I couldn’t quite understand what American Ultra wanted to be. Was it trying to be a stoner comedy? Was it trying to be a comedic action film about a stoner? Was it trying to be a some kind of thriller? The movie had trouble figuring that out. It seemed to wobble between the choices. What it ended up being was an uneven film. And that’s unfortunate because given the concept and cast it had potential.
Jesse Eisenberg stars as Mike Howell-a small town stoner with a dead-end job at a convenience store. He’s living with Phoebe Larson (Kristen Stewart) who is his very loyal girlfriend. One day a woman comes into his store and says series of unusual words and phrases. Mike’s confusion results in the leaving in frustration. Shortly afterwards Mike sees two guys doing something to his car. When he approaches them not only does he disarm them but he easily kills them. Turns out Mike was part of a government program to make the ultimate secret agent and she was trying to activate him.
When the action starts the drug jokes begin. Mike’s use is played for laughs at times. At others he’s framed more as a slacker with the pot framed as an afterthought. And weaving its way through both is a plot about the former subjects of the ultra program which created Jesse Eisenberg being eliminated by Topher Grace and his group of super agents.
The core of the premise is kind of a light version of the Manchurian Candidate without all the dark undertones. Unfortunately, it never quite makes it there or anywhere else. So what is it then? Action movie? Stoner comedy? A thriller? It ends up being a mix of all three and it produces an uneven film.
It’s not an unwatchable movie but as I said it is uneven. If the writer (Max Landis) figured out what it wanted to be and stuck with it, it could’ve really blossomed. The story is a creative reuse of a concept that has been used before. Multiple shows and even a few movies have recycled the concept in one way or another. Sometimes it’s even been used for laughs.
The action scenes have a very John Wick vibe. Gun play is combined with use of objects from the environment. In this case it is a teddy bear or some frozen meat or a dustpan or whatever happens to be nearby. John Wick used a pencil. Mike Howell uses a spoon from a soup cup. That beats Wick using a pencil.
The problem here is in between the dialogue and the action there are moments where not much really happens. I wouldn’t necessarily call them establishing shots, but the camera just lingers a little too long before anything starts or after something finishes. This film could have been improved by cutting straight to the action.
I know the character of Mike is essentially supposed to be a blank slate because of the plot but there’s little in the way of what made up the illusion given to him. We don’t know too much about what he thinks he is beyond being a stoner. We’re just not given much of anything.
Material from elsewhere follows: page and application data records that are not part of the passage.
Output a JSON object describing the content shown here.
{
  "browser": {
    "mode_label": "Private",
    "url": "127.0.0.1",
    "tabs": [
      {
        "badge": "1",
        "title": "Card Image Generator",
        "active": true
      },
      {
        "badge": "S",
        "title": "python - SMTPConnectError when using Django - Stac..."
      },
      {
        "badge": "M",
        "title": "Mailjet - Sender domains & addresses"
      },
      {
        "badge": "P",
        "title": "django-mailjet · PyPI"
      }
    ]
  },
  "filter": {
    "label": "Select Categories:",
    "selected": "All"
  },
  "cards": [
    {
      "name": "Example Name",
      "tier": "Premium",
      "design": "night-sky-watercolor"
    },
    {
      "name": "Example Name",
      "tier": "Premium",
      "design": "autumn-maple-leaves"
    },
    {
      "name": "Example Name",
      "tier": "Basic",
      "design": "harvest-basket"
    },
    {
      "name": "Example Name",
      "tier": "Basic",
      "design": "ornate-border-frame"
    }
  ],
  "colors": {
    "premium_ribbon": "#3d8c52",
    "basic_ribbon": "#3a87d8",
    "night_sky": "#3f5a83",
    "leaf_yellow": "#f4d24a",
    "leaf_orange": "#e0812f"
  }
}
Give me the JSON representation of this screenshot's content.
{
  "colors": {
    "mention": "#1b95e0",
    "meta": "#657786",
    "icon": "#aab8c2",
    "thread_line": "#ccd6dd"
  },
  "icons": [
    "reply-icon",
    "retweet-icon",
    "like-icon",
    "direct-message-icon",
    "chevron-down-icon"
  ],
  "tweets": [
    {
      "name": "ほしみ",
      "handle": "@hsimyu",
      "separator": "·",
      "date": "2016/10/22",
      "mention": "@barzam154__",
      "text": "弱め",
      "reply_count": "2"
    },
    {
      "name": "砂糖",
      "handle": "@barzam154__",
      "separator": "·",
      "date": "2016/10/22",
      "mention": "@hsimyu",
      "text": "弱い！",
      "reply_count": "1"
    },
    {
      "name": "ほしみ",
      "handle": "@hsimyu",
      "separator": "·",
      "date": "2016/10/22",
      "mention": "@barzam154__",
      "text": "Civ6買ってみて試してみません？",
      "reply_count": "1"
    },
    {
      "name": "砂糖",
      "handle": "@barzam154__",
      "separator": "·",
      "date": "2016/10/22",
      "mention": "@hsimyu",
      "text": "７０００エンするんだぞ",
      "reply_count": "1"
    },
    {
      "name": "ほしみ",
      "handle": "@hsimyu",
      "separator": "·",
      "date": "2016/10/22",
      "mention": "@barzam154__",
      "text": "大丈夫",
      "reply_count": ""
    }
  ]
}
The character of Phoebe is mostly just the token girlfriend. Being the token whatever is not always a negative. Sometimes that character exists simply to move along the main character but here she is presented as a central character. She’s not developed beyond loving him and willing to do anything for him.
I liked Topher Grace as Adrian Yates. Yates is not so much villainous as just cold and callous. And a bit of a dick.
The movie isn’t without its flaws. And it probably could’ve done better with a few fixes. The ending certainly suggests a desire for more films but unfortunately this movie just didn’t make the cut.
American Ultra isn’t a bad movie but it’s not a great movie either. It had moments of near greatness but had difficulty completely getting off the ground. It still managed to be an enjoyable enough watch. You may not go back to it for repeat viewings, but you won’t feel like you wasted your time if you see it only once.